--- START ---

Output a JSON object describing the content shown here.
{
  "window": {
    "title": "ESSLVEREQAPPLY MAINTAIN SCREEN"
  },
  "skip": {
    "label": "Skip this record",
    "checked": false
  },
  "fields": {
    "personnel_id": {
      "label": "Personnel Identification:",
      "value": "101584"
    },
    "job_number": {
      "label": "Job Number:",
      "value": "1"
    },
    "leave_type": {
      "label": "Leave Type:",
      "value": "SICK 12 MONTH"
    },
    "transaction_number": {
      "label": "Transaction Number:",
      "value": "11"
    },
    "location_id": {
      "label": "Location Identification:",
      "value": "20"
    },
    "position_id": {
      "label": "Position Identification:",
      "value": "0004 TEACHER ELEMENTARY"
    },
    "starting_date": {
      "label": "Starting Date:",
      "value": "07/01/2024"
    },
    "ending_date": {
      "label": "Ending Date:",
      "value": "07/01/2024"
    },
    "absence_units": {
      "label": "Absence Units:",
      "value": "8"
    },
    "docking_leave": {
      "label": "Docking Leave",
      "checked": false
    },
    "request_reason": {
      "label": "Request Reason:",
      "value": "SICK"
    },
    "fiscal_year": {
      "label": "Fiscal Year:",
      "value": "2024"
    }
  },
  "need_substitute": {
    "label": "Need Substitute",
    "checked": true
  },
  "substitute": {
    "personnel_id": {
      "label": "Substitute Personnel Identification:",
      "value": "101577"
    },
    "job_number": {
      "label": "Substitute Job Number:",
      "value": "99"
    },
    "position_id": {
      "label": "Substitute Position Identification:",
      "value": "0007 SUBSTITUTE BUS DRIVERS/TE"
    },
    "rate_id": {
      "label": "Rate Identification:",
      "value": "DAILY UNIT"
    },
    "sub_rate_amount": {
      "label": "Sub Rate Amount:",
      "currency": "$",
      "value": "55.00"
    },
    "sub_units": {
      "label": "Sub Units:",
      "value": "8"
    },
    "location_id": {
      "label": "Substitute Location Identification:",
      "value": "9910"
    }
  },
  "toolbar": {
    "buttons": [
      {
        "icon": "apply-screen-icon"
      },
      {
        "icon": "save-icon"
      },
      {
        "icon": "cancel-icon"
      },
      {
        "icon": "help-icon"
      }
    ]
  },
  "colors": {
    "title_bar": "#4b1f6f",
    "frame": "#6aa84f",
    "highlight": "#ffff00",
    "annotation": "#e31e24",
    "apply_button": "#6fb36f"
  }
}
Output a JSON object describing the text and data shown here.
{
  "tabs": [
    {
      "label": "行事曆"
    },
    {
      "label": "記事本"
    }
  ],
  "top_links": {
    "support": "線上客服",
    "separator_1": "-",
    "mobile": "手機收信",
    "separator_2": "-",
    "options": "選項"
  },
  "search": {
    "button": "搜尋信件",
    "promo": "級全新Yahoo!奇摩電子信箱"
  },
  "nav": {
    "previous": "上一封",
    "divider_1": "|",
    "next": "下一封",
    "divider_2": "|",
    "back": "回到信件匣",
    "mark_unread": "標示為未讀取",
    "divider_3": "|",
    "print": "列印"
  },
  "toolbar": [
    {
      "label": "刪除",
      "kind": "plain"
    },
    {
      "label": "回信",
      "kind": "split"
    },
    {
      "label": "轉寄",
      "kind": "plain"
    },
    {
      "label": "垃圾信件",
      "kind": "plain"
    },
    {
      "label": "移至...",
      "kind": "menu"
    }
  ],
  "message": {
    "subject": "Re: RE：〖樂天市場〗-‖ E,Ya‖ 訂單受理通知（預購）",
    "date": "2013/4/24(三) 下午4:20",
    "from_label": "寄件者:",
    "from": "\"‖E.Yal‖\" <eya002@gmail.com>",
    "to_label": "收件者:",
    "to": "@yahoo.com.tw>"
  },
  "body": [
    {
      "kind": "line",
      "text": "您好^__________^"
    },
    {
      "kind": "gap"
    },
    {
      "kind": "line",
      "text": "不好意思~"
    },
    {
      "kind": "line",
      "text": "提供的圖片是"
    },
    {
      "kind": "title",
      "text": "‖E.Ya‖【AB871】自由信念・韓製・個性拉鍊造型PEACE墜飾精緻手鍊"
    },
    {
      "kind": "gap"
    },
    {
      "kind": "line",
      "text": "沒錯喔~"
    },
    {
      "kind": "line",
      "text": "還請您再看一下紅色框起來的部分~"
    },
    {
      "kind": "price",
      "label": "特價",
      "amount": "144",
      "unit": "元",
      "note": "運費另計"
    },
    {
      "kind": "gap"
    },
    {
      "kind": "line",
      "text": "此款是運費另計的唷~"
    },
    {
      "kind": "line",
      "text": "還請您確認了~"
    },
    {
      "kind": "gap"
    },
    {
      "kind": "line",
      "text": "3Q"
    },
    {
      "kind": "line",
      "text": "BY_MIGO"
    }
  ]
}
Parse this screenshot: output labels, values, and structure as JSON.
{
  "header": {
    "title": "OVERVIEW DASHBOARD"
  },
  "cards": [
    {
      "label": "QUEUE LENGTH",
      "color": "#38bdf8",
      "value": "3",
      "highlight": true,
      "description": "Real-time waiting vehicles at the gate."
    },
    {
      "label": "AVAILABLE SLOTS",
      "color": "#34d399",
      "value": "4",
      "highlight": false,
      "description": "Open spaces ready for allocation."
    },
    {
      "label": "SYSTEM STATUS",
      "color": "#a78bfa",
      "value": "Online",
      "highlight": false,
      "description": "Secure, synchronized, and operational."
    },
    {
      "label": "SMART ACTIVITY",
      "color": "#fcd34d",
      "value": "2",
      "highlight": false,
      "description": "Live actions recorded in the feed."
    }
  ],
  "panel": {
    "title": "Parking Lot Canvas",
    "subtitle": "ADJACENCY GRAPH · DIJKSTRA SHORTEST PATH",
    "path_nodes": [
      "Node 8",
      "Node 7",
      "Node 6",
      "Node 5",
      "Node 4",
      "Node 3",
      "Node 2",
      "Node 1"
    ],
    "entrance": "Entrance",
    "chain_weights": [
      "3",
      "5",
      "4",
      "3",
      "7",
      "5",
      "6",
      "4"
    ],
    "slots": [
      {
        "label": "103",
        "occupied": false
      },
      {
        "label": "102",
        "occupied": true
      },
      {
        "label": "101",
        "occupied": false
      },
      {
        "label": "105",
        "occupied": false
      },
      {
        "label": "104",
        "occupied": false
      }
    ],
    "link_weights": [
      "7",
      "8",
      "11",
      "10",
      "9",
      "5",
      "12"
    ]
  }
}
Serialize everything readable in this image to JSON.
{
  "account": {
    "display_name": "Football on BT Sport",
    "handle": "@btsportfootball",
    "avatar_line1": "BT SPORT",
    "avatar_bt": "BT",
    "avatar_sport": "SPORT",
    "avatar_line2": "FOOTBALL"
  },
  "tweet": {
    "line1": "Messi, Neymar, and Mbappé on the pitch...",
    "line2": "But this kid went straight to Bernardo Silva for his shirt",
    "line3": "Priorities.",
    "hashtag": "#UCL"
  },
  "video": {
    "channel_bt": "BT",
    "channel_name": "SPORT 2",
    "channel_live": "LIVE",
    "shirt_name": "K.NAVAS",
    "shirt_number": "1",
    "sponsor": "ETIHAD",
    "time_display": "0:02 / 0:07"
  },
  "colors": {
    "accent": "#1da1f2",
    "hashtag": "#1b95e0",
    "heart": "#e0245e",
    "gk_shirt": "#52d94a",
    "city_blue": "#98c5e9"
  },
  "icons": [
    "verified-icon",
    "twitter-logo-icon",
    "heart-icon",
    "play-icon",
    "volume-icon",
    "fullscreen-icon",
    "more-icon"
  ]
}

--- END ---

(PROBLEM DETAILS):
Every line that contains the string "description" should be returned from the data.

(EXPECTED ANSWER):
      "description": "Real-time waiting vehicles at the gate."
      "description": "Open spaces ready for allocation."
      "description": "Secure, synchronized, and operational."
      "description": "Live actions recorded in the feed."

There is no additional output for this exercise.